### Task to carry out
Return the records verbatim.

### Data
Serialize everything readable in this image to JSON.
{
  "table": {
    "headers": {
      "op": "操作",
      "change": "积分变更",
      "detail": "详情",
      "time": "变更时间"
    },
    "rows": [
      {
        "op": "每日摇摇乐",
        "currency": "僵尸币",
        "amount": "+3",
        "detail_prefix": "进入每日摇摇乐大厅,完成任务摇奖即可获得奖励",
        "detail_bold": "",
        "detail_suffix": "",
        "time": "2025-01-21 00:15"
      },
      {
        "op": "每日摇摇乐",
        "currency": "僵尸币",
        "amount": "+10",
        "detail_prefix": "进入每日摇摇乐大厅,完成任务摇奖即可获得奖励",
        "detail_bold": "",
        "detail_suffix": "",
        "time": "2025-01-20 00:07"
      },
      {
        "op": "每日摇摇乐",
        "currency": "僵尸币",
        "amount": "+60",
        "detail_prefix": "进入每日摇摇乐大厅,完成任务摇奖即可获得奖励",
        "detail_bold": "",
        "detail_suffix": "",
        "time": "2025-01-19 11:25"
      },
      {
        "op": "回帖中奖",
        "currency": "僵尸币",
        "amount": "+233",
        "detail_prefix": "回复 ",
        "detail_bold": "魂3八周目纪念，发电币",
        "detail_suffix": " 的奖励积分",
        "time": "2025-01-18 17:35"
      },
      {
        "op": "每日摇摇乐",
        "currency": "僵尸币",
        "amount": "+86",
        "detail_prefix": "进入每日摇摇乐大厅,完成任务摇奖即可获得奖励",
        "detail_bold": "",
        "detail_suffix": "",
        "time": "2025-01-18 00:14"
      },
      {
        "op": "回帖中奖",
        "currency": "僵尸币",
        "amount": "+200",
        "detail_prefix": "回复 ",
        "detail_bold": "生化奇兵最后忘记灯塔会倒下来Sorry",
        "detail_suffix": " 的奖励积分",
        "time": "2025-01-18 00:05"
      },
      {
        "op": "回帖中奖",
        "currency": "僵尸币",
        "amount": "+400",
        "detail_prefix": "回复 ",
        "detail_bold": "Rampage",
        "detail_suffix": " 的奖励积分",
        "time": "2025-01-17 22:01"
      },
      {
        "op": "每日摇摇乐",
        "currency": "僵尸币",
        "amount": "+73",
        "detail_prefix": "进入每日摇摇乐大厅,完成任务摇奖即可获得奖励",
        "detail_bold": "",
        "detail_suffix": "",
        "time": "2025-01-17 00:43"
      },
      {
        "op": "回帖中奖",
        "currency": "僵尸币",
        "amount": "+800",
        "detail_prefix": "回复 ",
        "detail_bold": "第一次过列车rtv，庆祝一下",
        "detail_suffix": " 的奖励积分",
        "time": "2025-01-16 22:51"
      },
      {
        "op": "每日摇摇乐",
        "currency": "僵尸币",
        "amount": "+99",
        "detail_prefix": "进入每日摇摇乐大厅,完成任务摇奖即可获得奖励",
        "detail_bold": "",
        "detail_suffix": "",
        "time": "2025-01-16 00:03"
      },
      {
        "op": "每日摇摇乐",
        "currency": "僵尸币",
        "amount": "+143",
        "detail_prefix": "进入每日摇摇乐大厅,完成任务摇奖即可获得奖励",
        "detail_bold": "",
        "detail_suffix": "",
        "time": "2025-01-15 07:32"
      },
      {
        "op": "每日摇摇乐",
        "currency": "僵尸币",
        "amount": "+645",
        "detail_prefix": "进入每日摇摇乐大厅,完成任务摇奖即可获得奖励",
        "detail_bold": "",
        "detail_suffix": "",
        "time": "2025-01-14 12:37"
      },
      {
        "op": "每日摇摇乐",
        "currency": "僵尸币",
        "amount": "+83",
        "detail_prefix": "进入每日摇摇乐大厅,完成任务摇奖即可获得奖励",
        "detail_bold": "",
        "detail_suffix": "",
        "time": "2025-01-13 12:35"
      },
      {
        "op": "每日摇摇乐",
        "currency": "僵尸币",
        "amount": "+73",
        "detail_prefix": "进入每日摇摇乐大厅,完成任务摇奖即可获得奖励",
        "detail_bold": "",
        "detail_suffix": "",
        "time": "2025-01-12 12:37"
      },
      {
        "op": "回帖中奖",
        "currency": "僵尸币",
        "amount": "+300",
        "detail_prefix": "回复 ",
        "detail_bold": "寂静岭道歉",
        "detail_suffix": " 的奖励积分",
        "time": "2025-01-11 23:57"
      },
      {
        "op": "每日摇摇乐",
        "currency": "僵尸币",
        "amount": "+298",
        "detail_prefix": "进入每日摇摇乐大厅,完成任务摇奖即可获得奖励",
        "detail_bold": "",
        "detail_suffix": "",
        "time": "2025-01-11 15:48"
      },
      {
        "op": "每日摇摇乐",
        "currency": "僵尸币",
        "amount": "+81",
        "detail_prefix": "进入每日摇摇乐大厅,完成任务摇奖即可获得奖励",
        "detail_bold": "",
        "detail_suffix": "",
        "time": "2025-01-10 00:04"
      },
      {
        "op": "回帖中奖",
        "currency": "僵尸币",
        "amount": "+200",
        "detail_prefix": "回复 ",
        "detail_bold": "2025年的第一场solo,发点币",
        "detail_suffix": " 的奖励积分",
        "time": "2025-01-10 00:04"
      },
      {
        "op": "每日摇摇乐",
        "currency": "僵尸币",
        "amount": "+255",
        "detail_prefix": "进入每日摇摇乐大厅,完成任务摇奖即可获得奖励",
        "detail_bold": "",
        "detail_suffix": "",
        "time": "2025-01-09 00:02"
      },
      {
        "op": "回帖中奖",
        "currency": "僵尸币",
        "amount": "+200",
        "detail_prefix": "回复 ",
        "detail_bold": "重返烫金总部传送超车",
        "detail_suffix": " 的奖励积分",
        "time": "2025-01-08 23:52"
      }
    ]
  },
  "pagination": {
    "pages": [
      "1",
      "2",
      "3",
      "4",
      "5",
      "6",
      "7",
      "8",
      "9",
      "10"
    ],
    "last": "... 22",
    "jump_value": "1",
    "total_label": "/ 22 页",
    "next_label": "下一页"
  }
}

### Answer section
Serialize everything readable in this image to JSON.
{
  "table": {
    "headers": {
      "op": "操作",
      "change": "积分变更",
      "detail": "详情",
      "time": "变更时间"
    },
    "rows": [
      {
        "op": "每日摇摇乐",
        "currency": "僵尸币",
        "amount": "+3",
        "detail_prefix": "进入每日摇摇乐大厅,完成任务摇奖即可获得奖励",
        "detail_bold": "",
        "detail_suffix": "",
        "time": "2025-01-21 00:15"
      },
      {
        "op": "每日摇摇乐",
        "currency": "僵尸币",
        "amount": "+10",
        "detail_prefix": "进入每日摇摇乐大厅,完成任务摇奖即可获得奖励",
        "detail_bold": "",
        "detail_suffix": "",
        "time": "2025-01-20 00:07"
      },
      {
        "op": "每日摇摇乐",
        "currency": "僵尸币",
        "amount": "+60",
        "detail_prefix": "进入每日摇摇乐大厅,完成任务摇奖即可获得奖励",
        "detail_bold": "",
        "detail_suffix": "",
        "time": "2025-01-19 11:25"
      },
      {
        "op": "回帖中奖",
        "currency": "僵尸币",
        "amount": "+233",
        "detail_prefix": "回复 ",
        "detail_bold": "魂3八周目纪念，发电币",
        "detail_suffix": " 的奖励积分",
        "time": "2025-01-18 17:35"
      },
      {
        "op": "每日摇摇乐",
        "currency": "僵尸币",
        "amount": "+86",
        "detail_prefix": "进入每日摇摇乐大厅,完成任务摇奖即可获得奖励",
        "detail_bold": "",
        "detail_suffix": "",
        "time": "2025-01-18 00:14"
      },
      {
        "op": "回帖中奖",
        "currency": "僵尸币",
        "amount": "+200",
        "detail_prefix": "回复 ",
        "detail_bold": "生化奇兵最后忘记灯塔会倒下来Sorry",
        "detail_suffix": " 的奖励积分",
        "time": "2025-01-18 00:05"
      },
      {
        "op": "回帖中奖",
        "currency": "僵尸币",
        "amount": "+400",
        "detail_prefix": "回复 ",
        "detail_bold": "Rampage",
        "detail_suffix": " 的奖励积分",
        "time": "2025-01-17 22:01"
      },
      {
        "op": "每日摇摇乐",
        "currency": "僵尸币",
        "amount": "+73",
        "detail_prefix": "进入每日摇摇乐大厅,完成任务摇奖即可获得奖励",
        "detail_bold": "",
        "detail_suffix": "",
        "time": "2025-01-17 00:43"
      },
      {
        "op": "回帖中奖",
        "currency": "僵尸币",
        "amount": "+800",
        "detail_prefix": "回复 ",
        "detail_bold": "第一次过列车rtv，庆祝一下",
        "detail_suffix": " 的奖励积分",
        "time": "2025-01-16 22:51"
      },
      {
        "op": "每日摇摇乐",
        "currency": "僵尸币",
        "amount": "+99",
        "detail_prefix": "进入每日摇摇乐大厅,完成任务摇奖即可获得奖励",
        "detail_bold": "",
        "detail_suffix": "",
        "time": "2025-01-16 00:03"
      },
      {
        "op": "每日摇摇乐",
        "currency": "僵尸币",
        "amount": "+143",
        "detail_prefix": "进入每日摇摇乐大厅,完成任务摇奖即可获得奖励",
        "detail_bold": "",
        "detail_suffix": "",
        "time": "2025-01-15 07:32"
      },
      {
        "op": "每日摇摇乐",
        "currency": "僵尸币",
        "amount": "+645",
        "detail_prefix": "进入每日摇摇乐大厅,完成任务摇奖即可获得奖励",
        "detail_bold": "",
        "detail_suffix": "",
        "time": "2025-01-14 12:37"
      },
      {
        "op": "每日摇摇乐",
        "currency": "僵尸币",
        "amount": "+83",
        "detail_prefix": "进入每日摇摇乐大厅,完成任务摇奖即可获得奖励",
        "detail_bold": "",
        "detail_suffix": "",
        "time": "2025-01-13 12:35"
      },
      {
        "op": "每日摇摇乐",
        "currency": "僵尸币",
        "amount": "+73",
        "detail_prefix": "进入每日摇摇乐大厅,完成任务摇奖即可获得奖励",
        "detail_bold": "",
        "detail_suffix": "",
        "time": "2025-01-12 12:37"
      },
      {
        "op": "回帖中奖",
        "currency": "僵尸币",
        "amount": "+300",
        "detail_prefix": "回复 ",
        "detail_bold": "寂静岭道歉",
        "detail_suffix": " 的奖励积分",
        "time": "2025-01-11 23:57"
      },
      {
        "op": "每日摇摇乐",
        "currency": "僵尸币",
        "amount": "+298",
        "detail_prefix": "进入每日摇摇乐大厅,完成任务摇奖即可获得奖励",
        "detail_bold": "",
        "detail_suffix": "",
        "time": "2025-01-11 15:48"
      },
      {
        "op": "每日摇摇乐",
        "currency": "僵尸币",
        "amount": "+81",
        "detail_prefix": "进入每日摇摇乐大厅,完成任务摇奖即可获得奖励",
        "detail_bold": "",
        "detail_suffix": "",
        "time": "2025-01-10 00:04"
      },
      {
        "op": "回帖中奖",
        "currency": "僵尸币",
        "amount": "+200",
        "detail_prefix": "回复 ",
        "detail_bold": "2025年的第一场solo,发点币",
        "detail_suffix": " 的奖励积分",
        "time": "2025-01-10 00:04"
      },
      {
        "op": "每日摇摇乐",
        "currency": "僵尸币",
        "amount": "+255",
        "detail_prefix": "进入每日摇摇乐大厅,完成任务摇奖即可获得奖励",
        "detail_bold": "",
        "detail_suffix": "",
        "time": "2025-01-09 00:02"
      },
      {
        "op": "回帖中奖",
        "currency": "僵尸币",
        "amount": "+200",
        "detail_prefix": "回复 ",
        "detail_bold": "重返烫金总部传送超车",
        "detail_suffix": " 的奖励积分",
        "time": "2025-01-08 23:52"
      }
    ]
  },
  "pagination": {
    "pages": [
      "1",
      "2",
      "3",
      "4",
      "5",
      "6",
      "7",
      "8",
      "9",
      "10"
    ],
    "last": "... 22",
    "jump_value": "1",
    "total_label": "/ 22 页",
    "next_label": "下一页"
  }
}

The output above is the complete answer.